Segment Start: RECORDS TO USE

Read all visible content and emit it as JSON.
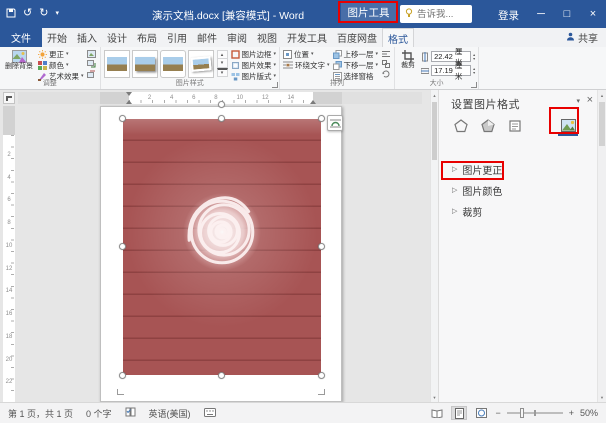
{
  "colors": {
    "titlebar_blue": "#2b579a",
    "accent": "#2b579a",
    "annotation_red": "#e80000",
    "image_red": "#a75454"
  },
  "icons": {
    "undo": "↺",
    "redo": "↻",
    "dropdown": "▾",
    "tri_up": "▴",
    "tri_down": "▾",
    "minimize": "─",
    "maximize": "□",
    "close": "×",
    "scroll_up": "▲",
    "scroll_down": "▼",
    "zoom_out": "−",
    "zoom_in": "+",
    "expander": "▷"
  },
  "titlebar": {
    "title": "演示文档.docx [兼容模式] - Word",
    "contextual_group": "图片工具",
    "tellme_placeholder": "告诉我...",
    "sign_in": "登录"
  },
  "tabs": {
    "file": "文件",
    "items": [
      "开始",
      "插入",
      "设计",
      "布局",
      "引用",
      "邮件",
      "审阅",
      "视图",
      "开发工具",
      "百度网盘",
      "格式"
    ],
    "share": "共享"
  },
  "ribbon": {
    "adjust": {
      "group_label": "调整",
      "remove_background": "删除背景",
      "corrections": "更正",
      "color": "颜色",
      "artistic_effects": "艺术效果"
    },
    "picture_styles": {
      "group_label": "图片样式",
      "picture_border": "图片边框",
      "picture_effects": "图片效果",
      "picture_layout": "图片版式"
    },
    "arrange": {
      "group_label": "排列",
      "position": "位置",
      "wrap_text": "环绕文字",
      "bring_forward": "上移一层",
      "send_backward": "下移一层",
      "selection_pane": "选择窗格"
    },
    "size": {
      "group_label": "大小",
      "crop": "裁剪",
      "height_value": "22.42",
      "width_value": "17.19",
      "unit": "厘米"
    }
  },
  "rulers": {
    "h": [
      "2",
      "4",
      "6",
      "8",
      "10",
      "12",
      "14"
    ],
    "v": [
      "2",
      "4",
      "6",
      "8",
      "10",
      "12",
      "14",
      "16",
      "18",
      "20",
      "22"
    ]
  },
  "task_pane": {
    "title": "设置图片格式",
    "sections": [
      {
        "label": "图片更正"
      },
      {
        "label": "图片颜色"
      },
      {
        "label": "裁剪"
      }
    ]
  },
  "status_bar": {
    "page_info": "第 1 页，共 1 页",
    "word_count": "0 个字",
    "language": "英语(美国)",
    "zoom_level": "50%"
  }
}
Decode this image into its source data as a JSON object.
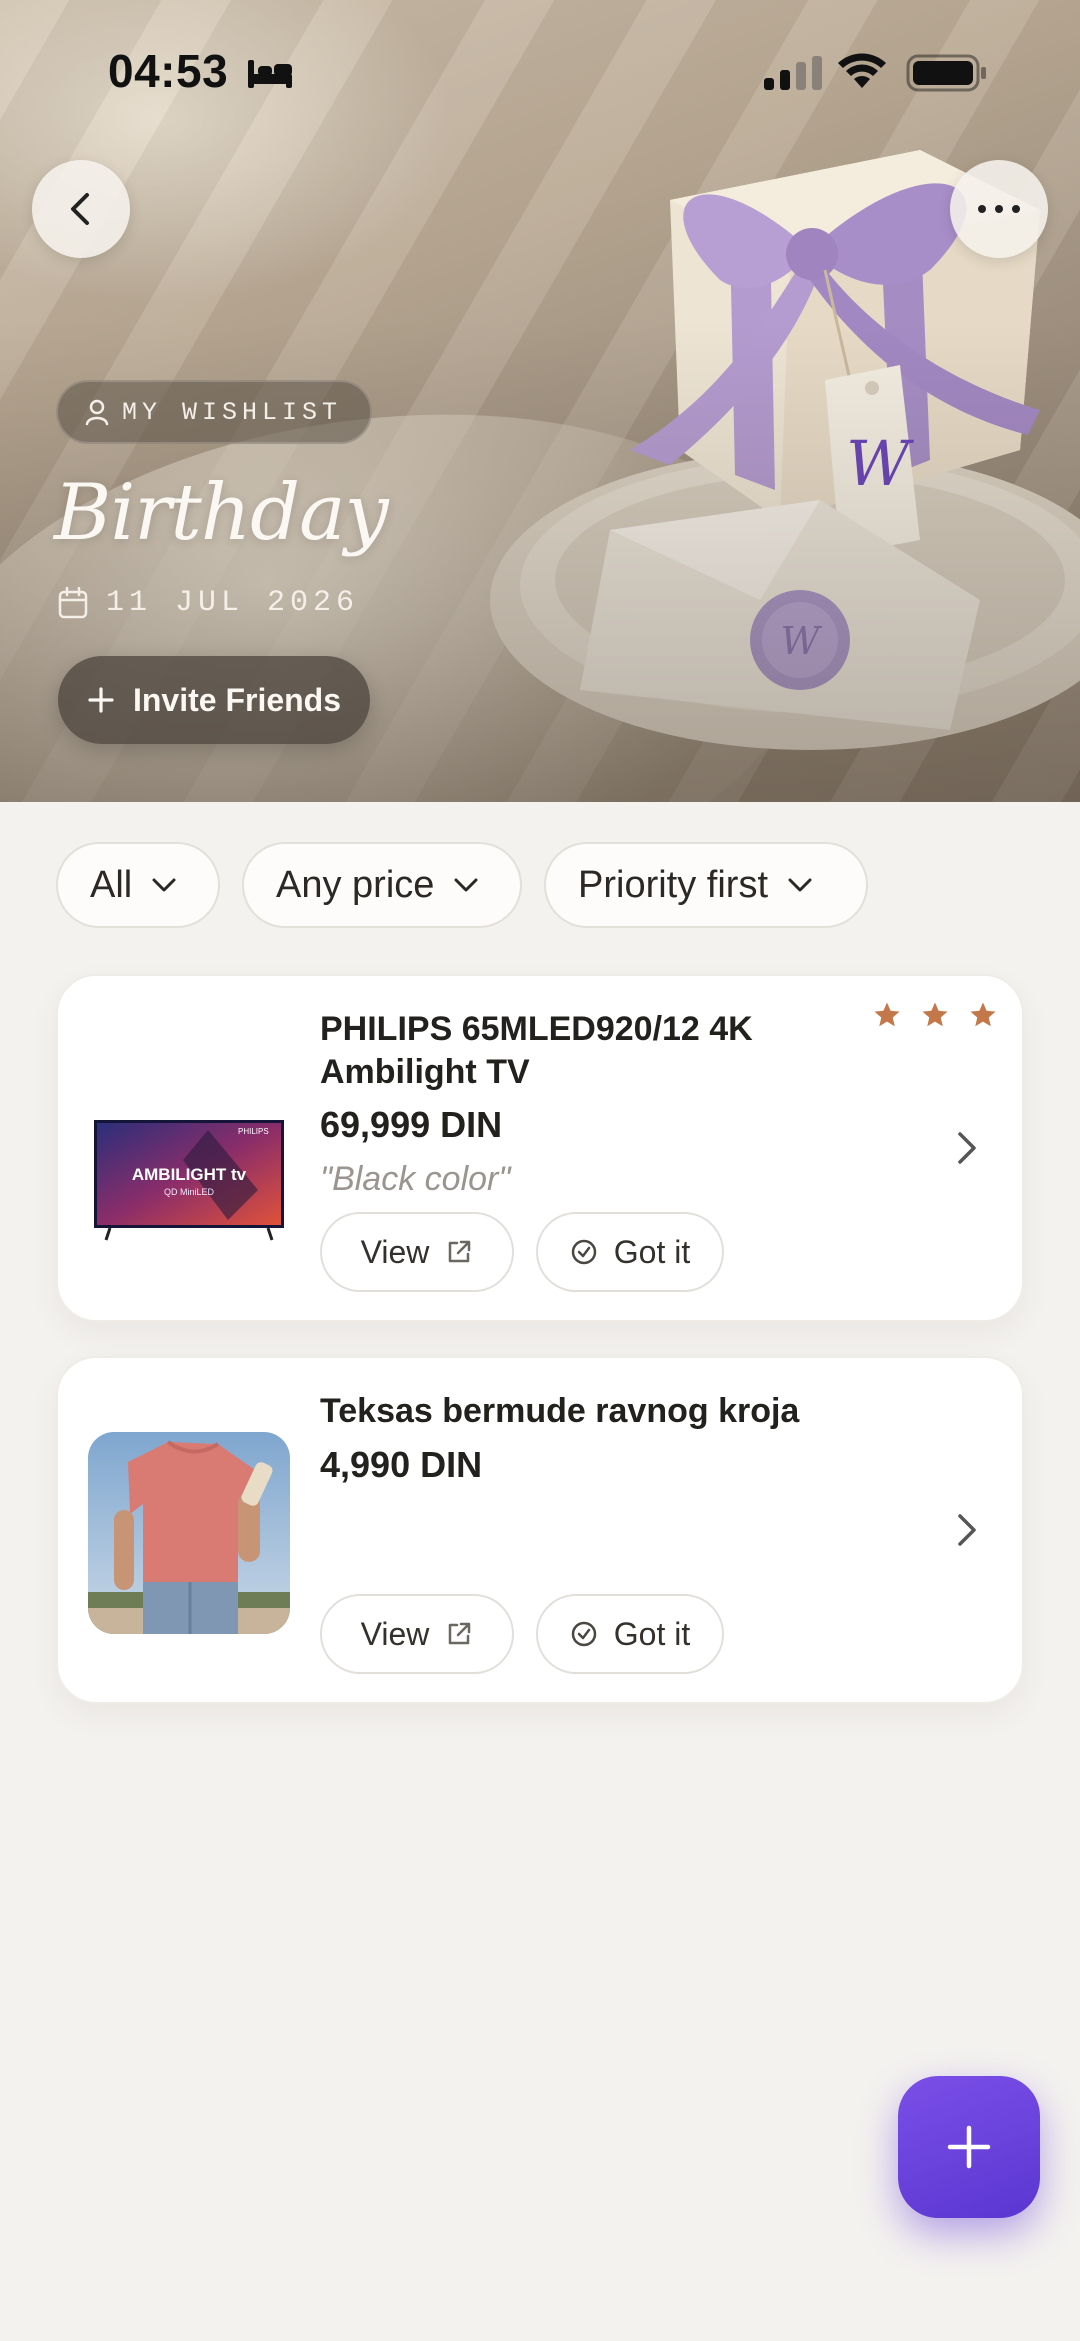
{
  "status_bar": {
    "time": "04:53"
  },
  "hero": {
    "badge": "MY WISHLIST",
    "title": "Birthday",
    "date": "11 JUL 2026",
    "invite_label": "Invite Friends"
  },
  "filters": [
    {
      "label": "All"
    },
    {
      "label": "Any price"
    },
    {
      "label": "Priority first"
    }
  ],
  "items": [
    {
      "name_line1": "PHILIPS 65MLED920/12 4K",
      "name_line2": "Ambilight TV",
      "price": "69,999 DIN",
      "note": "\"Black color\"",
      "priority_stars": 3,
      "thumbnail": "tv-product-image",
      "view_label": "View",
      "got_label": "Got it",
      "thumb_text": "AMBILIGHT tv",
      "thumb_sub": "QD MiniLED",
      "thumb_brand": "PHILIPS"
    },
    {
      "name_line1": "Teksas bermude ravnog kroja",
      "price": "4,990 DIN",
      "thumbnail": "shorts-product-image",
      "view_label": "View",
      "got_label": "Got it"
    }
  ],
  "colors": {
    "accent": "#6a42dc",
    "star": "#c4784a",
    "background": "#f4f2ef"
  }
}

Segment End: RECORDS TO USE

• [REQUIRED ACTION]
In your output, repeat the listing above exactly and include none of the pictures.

• [SOLUTION FOR THIS PROBLEM]
Read all visible content and emit it as JSON.
{
  "colors": {
    "titlebar_blue": "#2b579a",
    "accent": "#2b579a",
    "annotation_red": "#e80000",
    "image_red": "#a75454"
  },
  "icons": {
    "undo": "↺",
    "redo": "↻",
    "dropdown": "▾",
    "tri_up": "▴",
    "tri_down": "▾",
    "minimize": "─",
    "maximize": "□",
    "close": "×",
    "scroll_up": "▲",
    "scroll_down": "▼",
    "zoom_out": "−",
    "zoom_in": "+",
    "expander": "▷"
  },
  "titlebar": {
    "title": "演示文档.docx [兼容模式] - Word",
    "contextual_group": "图片工具",
    "tellme_placeholder": "告诉我...",
    "sign_in": "登录"
  },
  "tabs": {
    "file": "文件",
    "items": [
      "开始",
      "插入",
      "设计",
      "布局",
      "引用",
      "邮件",
      "审阅",
      "视图",
      "开发工具",
      "百度网盘",
      "格式"
    ],
    "share": "共享"
  },
  "ribbon": {
    "adjust": {
      "group_label": "调整",
      "remove_background": "删除背景",
      "corrections": "更正",
      "color": "颜色",
      "artistic_effects": "艺术效果"
    },
    "picture_styles": {
      "group_label": "图片样式",
      "picture_border": "图片边框",
      "picture_effects": "图片效果",
      "picture_layout": "图片版式"
    },
    "arrange": {
      "group_label": "排列",
      "position": "位置",
      "wrap_text": "环绕文字",
      "bring_forward": "上移一层",
      "send_backward": "下移一层",
      "selection_pane": "选择窗格"
    },
    "size": {
      "group_label": "大小",
      "crop": "裁剪",
      "height_value": "22.42",
      "width_value": "17.19",
      "unit": "厘米"
    }
  },
  "rulers": {
    "h": [
      "2",
      "4",
      "6",
      "8",
      "10",
      "12",
      "14"
    ],
    "v": [
      "2",
      "4",
      "6",
      "8",
      "10",
      "12",
      "14",
      "16",
      "18",
      "20",
      "22"
    ]
  },
  "task_pane": {
    "title": "设置图片格式",
    "sections": [
      {
        "label": "图片更正"
      },
      {
        "label": "图片颜色"
      },
      {
        "label": "裁剪"
      }
    ]
  },
  "status_bar": {
    "page_info": "第 1 页，共 1 页",
    "word_count": "0 个字",
    "language": "英语(美国)",
    "zoom_level": "50%"
  }
}
Decode this image into its source data as a JSON object.
{
  "status_bar": {
    "time": "04:53"
  },
  "hero": {
    "badge": "MY WISHLIST",
    "title": "Birthday",
    "date": "11 JUL 2026",
    "invite_label": "Invite Friends"
  },
  "filters": [
    {
      "label": "All"
    },
    {
      "label": "Any price"
    },
    {
      "label": "Priority first"
    }
  ],
  "items": [
    {
      "name_line1": "PHILIPS 65MLED920/12 4K",
      "name_line2": "Ambilight TV",
      "price": "69,999 DIN",
      "note": "\"Black color\"",
      "priority_stars": 3,
      "thumbnail": "tv-product-image",
      "view_label": "View",
      "got_label": "Got it",
      "thumb_text": "AMBILIGHT tv",
      "thumb_sub": "QD MiniLED",
      "thumb_brand": "PHILIPS"
    },
    {
      "name_line1": "Teksas bermude ravnog kroja",
      "price": "4,990 DIN",
      "thumbnail": "shorts-product-image",
      "view_label": "View",
      "got_label": "Got it"
    }
  ],
  "colors": {
    "accent": "#6a42dc",
    "star": "#c4784a",
    "background": "#f4f2ef"
  }
}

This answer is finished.